Records from a dataset
----

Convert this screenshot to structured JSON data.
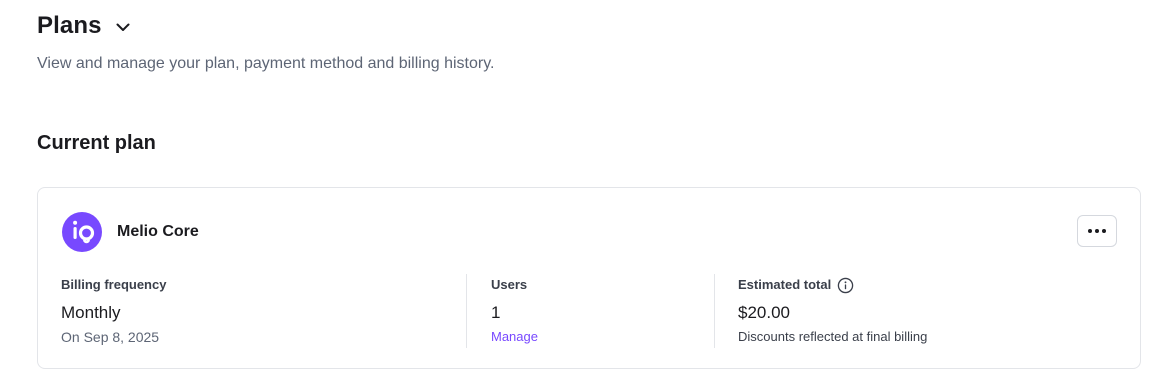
{
  "header": {
    "title": "Plans",
    "subtitle": "View and manage your plan, payment method and billing history."
  },
  "current_plan": {
    "section_title": "Current plan",
    "plan_name": "Melio Core",
    "billing_frequency": {
      "label": "Billing frequency",
      "value": "Monthly",
      "sub": "On Sep 8, 2025"
    },
    "users": {
      "label": "Users",
      "value": "1",
      "link": "Manage"
    },
    "estimated_total": {
      "label": "Estimated total",
      "value": "$20.00",
      "sub": "Discounts reflected at final billing"
    }
  },
  "icons": {
    "header_toggle": "chevron-down-icon",
    "logo": "melio-logo-icon",
    "more": "more-horizontal-icon",
    "info": "info-icon"
  },
  "colors": {
    "brand": "#7849ff",
    "text_primary": "#1b1b1f",
    "text_secondary": "#5d6575",
    "border": "#e3e5e9"
  }
}
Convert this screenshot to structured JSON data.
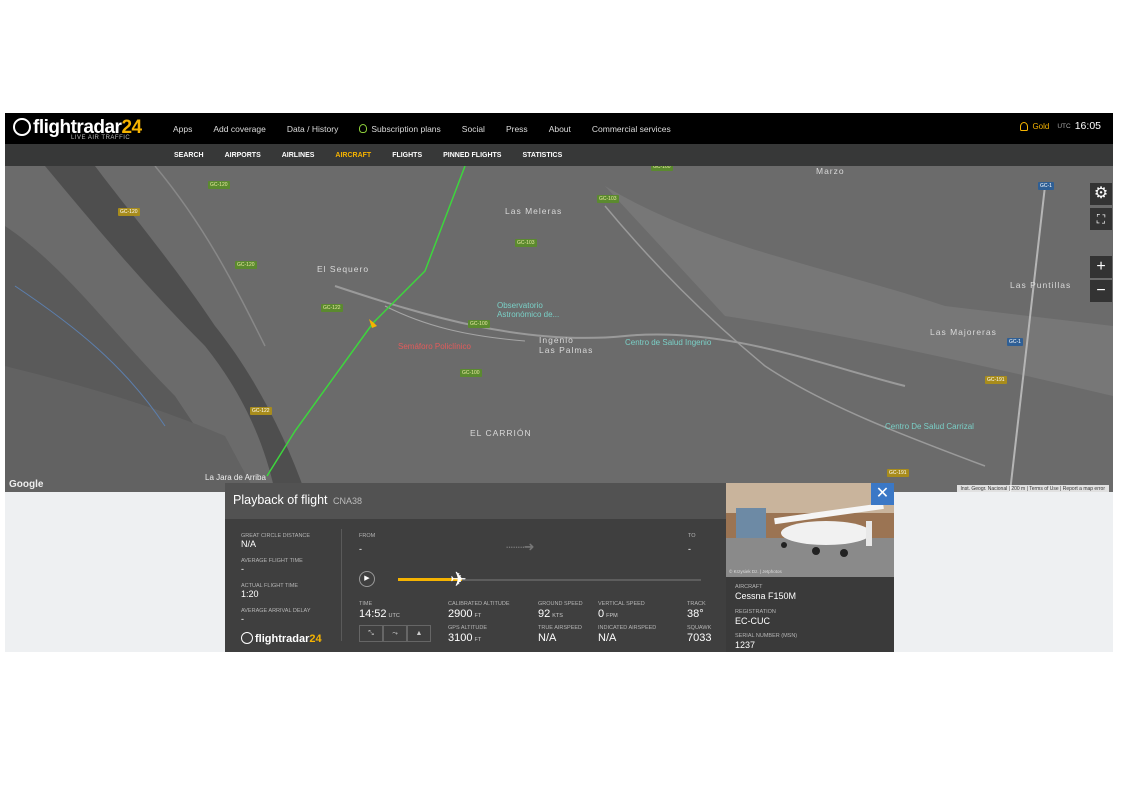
{
  "brand": {
    "name_part1": "flightradar",
    "name_part2": "24",
    "tagline": "LIVE AIR TRAFFIC"
  },
  "main_nav": [
    "Apps",
    "Add coverage",
    "Data / History",
    "Subscription plans",
    "Social",
    "Press",
    "About",
    "Commercial services"
  ],
  "account": {
    "tier": "Gold",
    "utc_label": "UTC",
    "time": "16:05"
  },
  "sub_nav": {
    "items": [
      "SEARCH",
      "AIRPORTS",
      "AIRLINES",
      "AIRCRAFT",
      "FLIGHTS",
      "PINNED FLIGHTS",
      "STATISTICS"
    ],
    "active": "AIRCRAFT"
  },
  "map": {
    "places": [
      "Las Meleras",
      "El Sequero",
      "Las Puntillas",
      "Las Majoreras",
      "EL CARRIÓN",
      "Marzo",
      "Ingenio",
      "Las Palmas"
    ],
    "pois": [
      "Observatorio Astronómico de...",
      "Semáforo Policlínico",
      "Centro de Salud Ingenio",
      "Centro De Salud Carrizal",
      "La Jara de Arriba"
    ],
    "roads": [
      "GC-120",
      "GC-100",
      "GC-122",
      "GC-103",
      "GC-191",
      "GC-1"
    ],
    "attribution": [
      "Inst. Geogr. Nacional",
      "200 m",
      "Terms of Use",
      "Report a map error"
    ],
    "google": "Google"
  },
  "controls": {
    "settings_icon": "gear-icon",
    "fullscreen_icon": "expand-icon",
    "zoom_in": "+",
    "zoom_out": "−"
  },
  "playback": {
    "title": "Playback of flight",
    "callsign": "CNA38",
    "stats": [
      {
        "label": "GREAT CIRCLE DISTANCE",
        "value": "N/A"
      },
      {
        "label": "AVERAGE FLIGHT TIME",
        "value": "-"
      },
      {
        "label": "ACTUAL FLIGHT TIME",
        "value": "1:20"
      },
      {
        "label": "AVERAGE ARRIVAL DELAY",
        "value": "-"
      }
    ],
    "from_label": "FROM",
    "from_value": "-",
    "to_label": "TO",
    "to_value": "-",
    "progress": 0.21,
    "metrics": {
      "time": {
        "label": "TIME",
        "value": "14:52",
        "unit": "UTC"
      },
      "cal_alt": {
        "label": "CALIBRATED ALTITUDE",
        "value": "2900",
        "unit": "FT"
      },
      "ground_speed": {
        "label": "GROUND SPEED",
        "value": "92",
        "unit": "KTS"
      },
      "vertical_speed": {
        "label": "VERTICAL SPEED",
        "value": "0",
        "unit": "FPM"
      },
      "track": {
        "label": "TRACK",
        "value": "38°"
      },
      "gps_alt": {
        "label": "GPS ALTITUDE",
        "value": "3100",
        "unit": "FT"
      },
      "tas": {
        "label": "TRUE AIRSPEED",
        "value": "N/A"
      },
      "ias": {
        "label": "INDICATED AIRSPEED",
        "value": "N/A"
      },
      "squawk": {
        "label": "SQUAWK",
        "value": "7033"
      }
    },
    "footer_logo_part1": "flightradar",
    "footer_logo_part2": "24"
  },
  "aircraft": {
    "photo_credit": "© Krzysiek Dz. | Jetphotos",
    "type_label": "AIRCRAFT",
    "type_value": "Cessna F150M",
    "reg_label": "REGISTRATION",
    "reg_value": "EC-CUC",
    "msn_label": "SERIAL NUMBER (MSN)",
    "msn_value": "1237"
  }
}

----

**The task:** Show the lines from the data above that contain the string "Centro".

**Task result:**
      "Centro de Salud Ingenio",
      "Centro De Salud Carrizal",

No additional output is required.